» **WHAT YOU SHOULD DO**:
This task calls for copying every line of the records that includes the word "mnemonic".

##############################

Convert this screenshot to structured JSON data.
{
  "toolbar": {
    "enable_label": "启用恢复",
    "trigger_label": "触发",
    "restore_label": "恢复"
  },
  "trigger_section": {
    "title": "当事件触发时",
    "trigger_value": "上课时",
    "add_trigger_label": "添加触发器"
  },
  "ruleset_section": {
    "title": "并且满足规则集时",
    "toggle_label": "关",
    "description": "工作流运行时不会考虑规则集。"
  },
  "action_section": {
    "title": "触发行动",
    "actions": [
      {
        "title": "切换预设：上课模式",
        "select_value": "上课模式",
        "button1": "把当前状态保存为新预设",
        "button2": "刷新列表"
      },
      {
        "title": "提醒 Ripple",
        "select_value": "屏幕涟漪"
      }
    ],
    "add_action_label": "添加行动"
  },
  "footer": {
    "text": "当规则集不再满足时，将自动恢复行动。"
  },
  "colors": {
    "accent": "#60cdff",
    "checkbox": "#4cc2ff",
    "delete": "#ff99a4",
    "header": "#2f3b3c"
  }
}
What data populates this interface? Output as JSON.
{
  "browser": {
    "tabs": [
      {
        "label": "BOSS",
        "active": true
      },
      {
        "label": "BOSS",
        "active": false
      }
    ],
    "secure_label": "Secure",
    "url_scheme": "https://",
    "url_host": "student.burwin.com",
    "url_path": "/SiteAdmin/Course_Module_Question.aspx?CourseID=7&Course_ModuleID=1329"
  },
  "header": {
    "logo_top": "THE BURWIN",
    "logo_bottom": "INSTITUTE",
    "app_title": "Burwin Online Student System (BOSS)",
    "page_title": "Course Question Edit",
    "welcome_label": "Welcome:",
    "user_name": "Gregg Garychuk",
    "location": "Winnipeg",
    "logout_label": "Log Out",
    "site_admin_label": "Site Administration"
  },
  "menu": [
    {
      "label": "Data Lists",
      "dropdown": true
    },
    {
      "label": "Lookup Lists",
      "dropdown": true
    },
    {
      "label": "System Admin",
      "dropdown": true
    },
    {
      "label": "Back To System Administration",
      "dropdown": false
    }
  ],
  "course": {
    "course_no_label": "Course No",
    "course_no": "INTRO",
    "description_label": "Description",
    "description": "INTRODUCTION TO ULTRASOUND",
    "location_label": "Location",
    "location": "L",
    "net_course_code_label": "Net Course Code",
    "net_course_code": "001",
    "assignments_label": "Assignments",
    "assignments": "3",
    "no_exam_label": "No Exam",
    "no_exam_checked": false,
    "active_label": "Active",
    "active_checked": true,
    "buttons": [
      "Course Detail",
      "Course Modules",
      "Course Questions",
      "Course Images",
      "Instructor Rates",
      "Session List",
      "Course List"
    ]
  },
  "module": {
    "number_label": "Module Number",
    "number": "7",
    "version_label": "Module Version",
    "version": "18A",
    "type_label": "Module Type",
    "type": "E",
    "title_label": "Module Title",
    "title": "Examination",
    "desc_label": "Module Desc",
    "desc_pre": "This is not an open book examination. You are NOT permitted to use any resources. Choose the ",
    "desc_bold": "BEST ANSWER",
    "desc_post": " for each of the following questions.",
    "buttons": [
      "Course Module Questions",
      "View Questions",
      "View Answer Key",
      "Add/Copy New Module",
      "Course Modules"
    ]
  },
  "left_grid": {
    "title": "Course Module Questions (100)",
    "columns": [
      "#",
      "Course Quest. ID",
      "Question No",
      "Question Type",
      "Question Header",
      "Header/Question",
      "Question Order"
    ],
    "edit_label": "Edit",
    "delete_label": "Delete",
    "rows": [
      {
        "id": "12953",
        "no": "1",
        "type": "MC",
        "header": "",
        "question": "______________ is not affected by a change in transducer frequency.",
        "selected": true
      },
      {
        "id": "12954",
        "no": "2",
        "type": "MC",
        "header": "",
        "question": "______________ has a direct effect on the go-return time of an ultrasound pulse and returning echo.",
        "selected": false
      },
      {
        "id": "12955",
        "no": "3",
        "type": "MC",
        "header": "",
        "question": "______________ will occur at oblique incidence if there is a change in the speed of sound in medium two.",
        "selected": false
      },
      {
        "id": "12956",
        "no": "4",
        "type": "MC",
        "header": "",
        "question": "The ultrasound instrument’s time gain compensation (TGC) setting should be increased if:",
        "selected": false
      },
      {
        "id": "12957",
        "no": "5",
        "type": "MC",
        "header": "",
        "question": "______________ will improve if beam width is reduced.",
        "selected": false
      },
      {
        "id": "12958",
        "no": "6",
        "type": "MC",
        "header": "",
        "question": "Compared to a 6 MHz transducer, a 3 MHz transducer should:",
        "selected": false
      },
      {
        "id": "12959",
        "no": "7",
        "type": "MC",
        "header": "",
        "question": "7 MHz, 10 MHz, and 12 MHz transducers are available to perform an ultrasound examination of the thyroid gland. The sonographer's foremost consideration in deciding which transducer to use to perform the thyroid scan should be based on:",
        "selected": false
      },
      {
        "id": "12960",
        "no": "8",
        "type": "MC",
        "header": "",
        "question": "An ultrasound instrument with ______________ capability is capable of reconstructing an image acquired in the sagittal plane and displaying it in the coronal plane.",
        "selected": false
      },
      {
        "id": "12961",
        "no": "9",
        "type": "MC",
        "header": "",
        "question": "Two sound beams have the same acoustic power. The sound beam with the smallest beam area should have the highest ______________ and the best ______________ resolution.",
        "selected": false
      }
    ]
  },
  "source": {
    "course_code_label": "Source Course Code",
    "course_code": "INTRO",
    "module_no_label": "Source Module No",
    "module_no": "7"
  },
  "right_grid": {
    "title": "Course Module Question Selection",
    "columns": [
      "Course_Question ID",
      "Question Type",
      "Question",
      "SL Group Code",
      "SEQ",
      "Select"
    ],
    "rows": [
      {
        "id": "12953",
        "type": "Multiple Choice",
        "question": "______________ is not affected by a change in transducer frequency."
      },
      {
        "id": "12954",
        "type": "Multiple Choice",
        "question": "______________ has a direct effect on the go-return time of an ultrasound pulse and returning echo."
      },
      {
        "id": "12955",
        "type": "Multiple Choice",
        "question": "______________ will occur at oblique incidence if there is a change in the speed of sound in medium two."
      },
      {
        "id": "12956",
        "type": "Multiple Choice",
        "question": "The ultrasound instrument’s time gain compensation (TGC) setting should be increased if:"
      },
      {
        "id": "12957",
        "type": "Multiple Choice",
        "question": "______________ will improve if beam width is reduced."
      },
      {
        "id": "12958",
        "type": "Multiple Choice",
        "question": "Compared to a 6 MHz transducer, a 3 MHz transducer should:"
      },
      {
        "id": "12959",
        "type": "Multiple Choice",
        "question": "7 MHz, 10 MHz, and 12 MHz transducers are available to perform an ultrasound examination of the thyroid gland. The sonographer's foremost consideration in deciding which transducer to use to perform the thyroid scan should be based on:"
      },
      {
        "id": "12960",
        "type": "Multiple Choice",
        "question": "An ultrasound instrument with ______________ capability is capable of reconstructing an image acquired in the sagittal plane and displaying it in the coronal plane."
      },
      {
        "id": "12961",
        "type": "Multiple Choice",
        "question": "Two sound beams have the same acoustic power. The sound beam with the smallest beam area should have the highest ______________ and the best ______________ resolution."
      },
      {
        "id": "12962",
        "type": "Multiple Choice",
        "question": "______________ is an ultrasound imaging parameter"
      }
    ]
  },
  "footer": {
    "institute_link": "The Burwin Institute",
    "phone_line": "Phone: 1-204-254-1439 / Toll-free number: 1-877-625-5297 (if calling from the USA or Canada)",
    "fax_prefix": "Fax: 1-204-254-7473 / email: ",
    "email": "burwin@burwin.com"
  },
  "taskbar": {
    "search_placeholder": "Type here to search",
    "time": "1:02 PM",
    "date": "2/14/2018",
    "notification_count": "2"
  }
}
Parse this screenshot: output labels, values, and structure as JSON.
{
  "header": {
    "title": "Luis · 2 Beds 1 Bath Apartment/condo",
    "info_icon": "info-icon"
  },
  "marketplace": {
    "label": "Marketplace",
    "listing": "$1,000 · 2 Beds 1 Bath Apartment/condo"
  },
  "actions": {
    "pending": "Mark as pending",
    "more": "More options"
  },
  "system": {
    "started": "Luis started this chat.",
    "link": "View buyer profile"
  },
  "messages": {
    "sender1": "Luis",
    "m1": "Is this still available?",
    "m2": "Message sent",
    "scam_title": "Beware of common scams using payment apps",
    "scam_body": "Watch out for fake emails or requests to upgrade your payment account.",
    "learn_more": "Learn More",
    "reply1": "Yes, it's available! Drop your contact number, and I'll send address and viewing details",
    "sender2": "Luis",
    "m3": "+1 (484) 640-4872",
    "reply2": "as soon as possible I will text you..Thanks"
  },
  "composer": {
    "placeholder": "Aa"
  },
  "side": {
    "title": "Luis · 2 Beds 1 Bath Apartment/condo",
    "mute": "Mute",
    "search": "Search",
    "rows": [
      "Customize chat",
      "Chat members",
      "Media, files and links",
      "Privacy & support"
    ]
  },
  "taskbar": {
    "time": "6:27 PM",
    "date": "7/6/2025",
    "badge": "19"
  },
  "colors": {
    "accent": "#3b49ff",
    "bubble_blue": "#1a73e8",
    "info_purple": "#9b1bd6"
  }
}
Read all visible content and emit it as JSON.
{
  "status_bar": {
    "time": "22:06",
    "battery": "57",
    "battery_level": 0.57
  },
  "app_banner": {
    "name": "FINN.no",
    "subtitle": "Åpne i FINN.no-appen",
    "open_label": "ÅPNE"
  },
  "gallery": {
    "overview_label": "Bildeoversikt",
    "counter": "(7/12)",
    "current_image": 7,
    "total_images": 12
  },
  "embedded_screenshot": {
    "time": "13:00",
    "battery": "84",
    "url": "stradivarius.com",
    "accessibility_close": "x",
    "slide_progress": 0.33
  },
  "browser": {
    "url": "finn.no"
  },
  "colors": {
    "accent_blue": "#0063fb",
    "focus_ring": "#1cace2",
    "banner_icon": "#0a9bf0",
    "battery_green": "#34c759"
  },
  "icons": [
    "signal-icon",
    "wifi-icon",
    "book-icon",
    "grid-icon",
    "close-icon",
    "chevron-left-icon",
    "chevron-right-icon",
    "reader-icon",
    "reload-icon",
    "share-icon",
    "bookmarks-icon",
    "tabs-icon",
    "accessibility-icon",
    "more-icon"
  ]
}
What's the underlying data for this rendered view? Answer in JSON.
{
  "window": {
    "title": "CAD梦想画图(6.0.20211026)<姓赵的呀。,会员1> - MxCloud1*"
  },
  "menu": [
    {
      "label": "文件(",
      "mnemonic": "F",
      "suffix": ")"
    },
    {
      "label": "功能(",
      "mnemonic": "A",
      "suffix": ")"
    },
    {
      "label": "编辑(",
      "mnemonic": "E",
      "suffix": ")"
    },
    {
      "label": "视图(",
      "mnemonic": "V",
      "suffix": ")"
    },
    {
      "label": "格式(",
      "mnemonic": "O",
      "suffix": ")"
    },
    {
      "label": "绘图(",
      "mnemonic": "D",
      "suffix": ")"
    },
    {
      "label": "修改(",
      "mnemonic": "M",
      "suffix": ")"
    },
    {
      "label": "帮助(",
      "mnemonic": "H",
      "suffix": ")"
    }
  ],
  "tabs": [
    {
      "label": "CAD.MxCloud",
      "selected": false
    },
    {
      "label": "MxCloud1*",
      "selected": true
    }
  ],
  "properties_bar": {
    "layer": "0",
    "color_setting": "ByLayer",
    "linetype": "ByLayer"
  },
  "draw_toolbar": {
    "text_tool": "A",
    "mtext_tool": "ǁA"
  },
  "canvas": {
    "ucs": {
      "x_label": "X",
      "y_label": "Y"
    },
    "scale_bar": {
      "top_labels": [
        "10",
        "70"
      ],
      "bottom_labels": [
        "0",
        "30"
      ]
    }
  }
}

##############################

» **TASK ANSWER**:
      "mnemonic": "F",
      "mnemonic": "A",
      "mnemonic": "E",
      "mnemonic": "V",
      "mnemonic": "O",
      "mnemonic": "D",
      "mnemonic": "M",
      "mnemonic": "H",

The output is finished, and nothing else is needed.